Stronger regulation is the best way to prevent financial speculation from getting out of hand and throwing the economy in a new crisis, Federal Reserve Chairman Ben Bernanke said Sunday.
But he didn't rule out higher interest rates to stop new speculative investment bubbles from forming.
The Fed chief's remarks were his most extensive on the subject since the housing market's tumble led to the gravest financial crisis since World War II -- and perhaps the worst in modern history, in his view.
Critics blame the Fed for feeding that speculative boom in housing by holding interest rates too low for too long after the 2001 recession.
But Bernanke, in a speech to the American Economic Association's annual meeting in Atlanta, defended the central bank's actions. Extra-low rates were needed to get the economy and job creation back to full throttle after the Sept. 11 attacks and accounting scandals that rocked Wall Street, he said.
Bernanke said the direct links were weak between super-low interest rates and the rapid rise in house prices that occurred at roughly the same time. The stance of interest rates during that period "does not appear to have been inappropriate," he said.
Still, the enormous economic damage from the housing bust -- the longest and deepest recession since the 1930s and double-digit unemployment -- shows how important it is to guard against a repeat, Bernanke said.

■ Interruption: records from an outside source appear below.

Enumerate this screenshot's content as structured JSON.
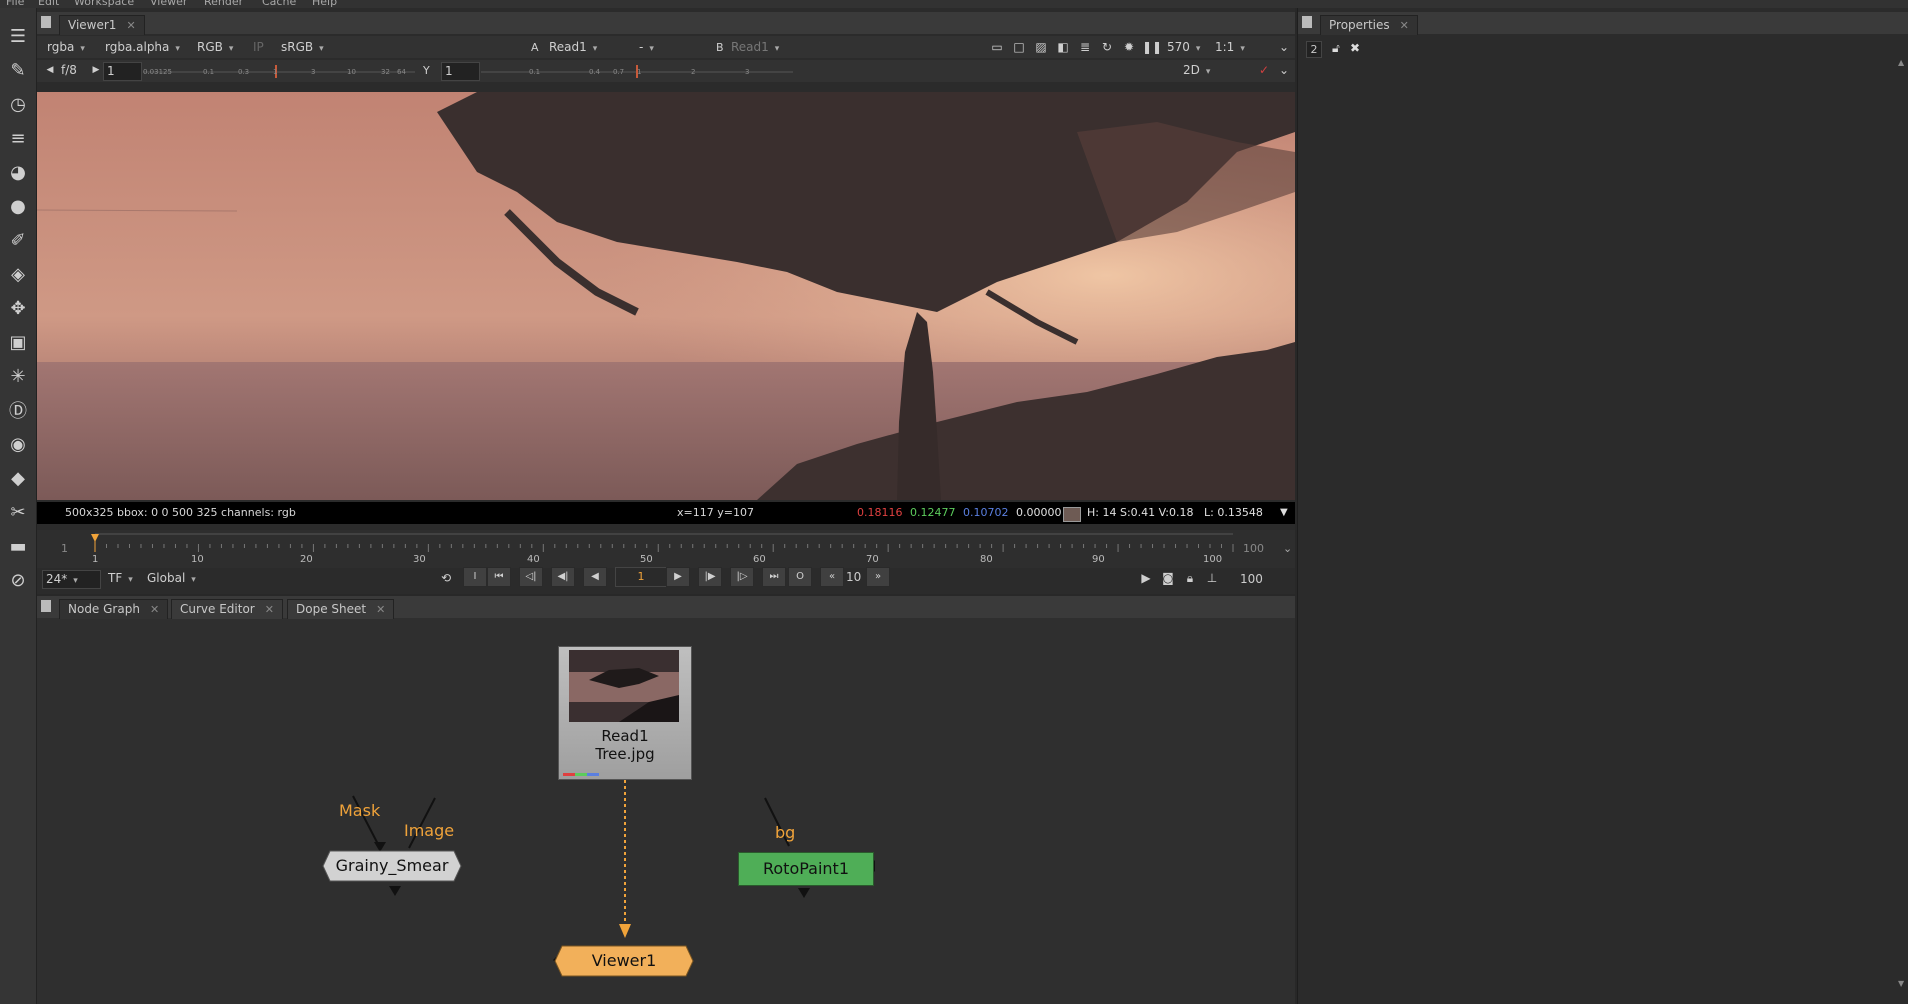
{
  "menu": [
    "File",
    "Edit",
    "Workspace",
    "Viewer",
    "Render",
    "Cache",
    "Help"
  ],
  "toolbar_icons": [
    "menu-icon",
    "pen-icon",
    "clock-icon",
    "bars-icon",
    "palette-icon",
    "circle-icon",
    "draw-icon",
    "layers-icon",
    "move-icon",
    "cube-icon",
    "particles-icon",
    "deep-icon",
    "eye-icon",
    "tag-icon",
    "wrench-icon",
    "film-icon",
    "nuke-icon"
  ],
  "viewer": {
    "tab_label": "Viewer1",
    "channels": "rgba",
    "alpha": "rgba.alpha",
    "rgb": "RGB",
    "ip": "IP",
    "lut": "sRGB",
    "a_label": "A",
    "a_input": "Read1",
    "wipe": "-",
    "b_label": "B",
    "b_input": "Read1",
    "zoom": "570",
    "ratio": "1:1",
    "fstop": "f/8",
    "gain": "1",
    "gamma_label": "Y",
    "gamma": "1",
    "view_mode": "2D",
    "gain_ticks": [
      "0.03125",
      "0.1",
      "0.3",
      "1",
      "3",
      "10",
      "32",
      "64"
    ],
    "gamma_ticks": [
      "0.1",
      "0.4",
      "0.7",
      "1",
      "2",
      "3"
    ]
  },
  "status": {
    "format": "500x325  bbox: 0 0 500 325 channels: rgb",
    "coords": "x=117 y=107",
    "r": "0.18116",
    "g": "0.12477",
    "b": "0.10702",
    "a": "0.00000",
    "swatch": "#6e5b54",
    "hsv": "H: 14 S:0.41 V:0.18",
    "lum": "L: 0.13548"
  },
  "timeline": {
    "start": "1",
    "end": "100",
    "end_field": "100",
    "ticks": [
      "1",
      "10",
      "20",
      "30",
      "40",
      "50",
      "60",
      "70",
      "80",
      "90",
      "100"
    ],
    "fps": "24*",
    "tf": "TF",
    "scope": "Global",
    "current_frame": "1",
    "step": "10",
    "in_label": "I",
    "out_label": "O"
  },
  "nodegraph": {
    "tabs": [
      {
        "label": "Node Graph"
      },
      {
        "label": "Curve Editor"
      },
      {
        "label": "Dope Sheet"
      }
    ],
    "read_node": {
      "name": "Read1",
      "file": "Tree.jpg"
    },
    "grainy_node": {
      "name": "Grainy_Smear",
      "input_mask": "Mask",
      "input_image": "Image"
    },
    "roto_node": {
      "name": "RotoPaint1",
      "input_bg": "bg"
    },
    "viewer_node": {
      "name": "Viewer1"
    }
  },
  "properties": {
    "tab_label": "Properties",
    "count": "2"
  },
  "colors": {
    "accent": "#f0a33a",
    "roto_green": "#4fae57",
    "viewer_orange": "#f2b05a",
    "red_channel": "#e04040",
    "green_channel": "#5ccc5c",
    "blue_channel": "#5a7fe0"
  }
}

"All efforts should be made to strengthen our regulatory system to prevent a recurrence of the crisis, and to cushion the effects if another crisis occurs," he said.
"However, if adequate reforms are not made, or if they are made but prove insufficient to prevent dangerous buildups of financial risks, we must remain open to using monetary policy as a supplementary tool," he added.
Speculative excesses are not easy to pinpoint in their early stages, he said, and using higher interest rates to combat them can hurt the economy.
For instance, rate increases in 2003 and 2004 to constrain the housing bubble could have "seriously weakened" the economy just when a recovery from the 2001 recession was starting, he said.
To help the country emerge from that recession, the Fed under then-Chairman Alan Greenspan cut its key bank lending rate from 6.5 percent in late 2000 to 1 percent in June 2003. It held rates at what was then a record low for a year. It's this action that critics blame for feeding the housing speculation.
Bernanke, however, said the expansion of complex mortgage products and the belief that housing prices would keep rising were the keys to inflating the housing bubble. As a result, lenders made home loans to people to finance houses they couldn't afford.
The Fed in 2005 did crack down on dubious mortgage practices and the type of mortgages blamed for the crisis. Bernanke acknowledged that these efforts "came too late or were insufficient to stop the decline in underwriting standards and effectively constrain the housing bubble."
Still, Bernanke said the lesson learned from the crisis isn't that regulation is ineffective but that regulation "must be better and smarter."
However, the Fed's regulatory lapses and its failure to spot problems leading up to the crisis have spurred efforts in Congress to rein in the Fed's powers and subject it to more oversight. Bernanke, who has been tapped by President Barack Obama to a second term as Fed chief, faces a contentious confirmation in the Senate.
During a brief question-and-answer session after his speech, Bernanke didn't talk about current economic conditions or the future course of interest rates.
When the Fed meets later this month, it is expected to keep its key bank lending rate at a record low, near zero. The big question is whether the Fed will provide clues at that time about when it will need to start raising rates to prevent inflation from taking off.
Some analysts worry that the Fed, which has held rates at record lows since December 2008, could be fueling a new speculative period and potentially a future economic crisis.
Looking back, Bernanke suggested the Fed might have underestimated the full force of the recession, which struck in December 2007. "It turns out the recession was worse than we thought at the time," he said.
After four straight losing quarters, the economy finally grew from July through September last year. Much of that growth, though, came from government-supported spending on homes and cars. There's concern about how vigorous the recovery will be once government supports are removed later this year.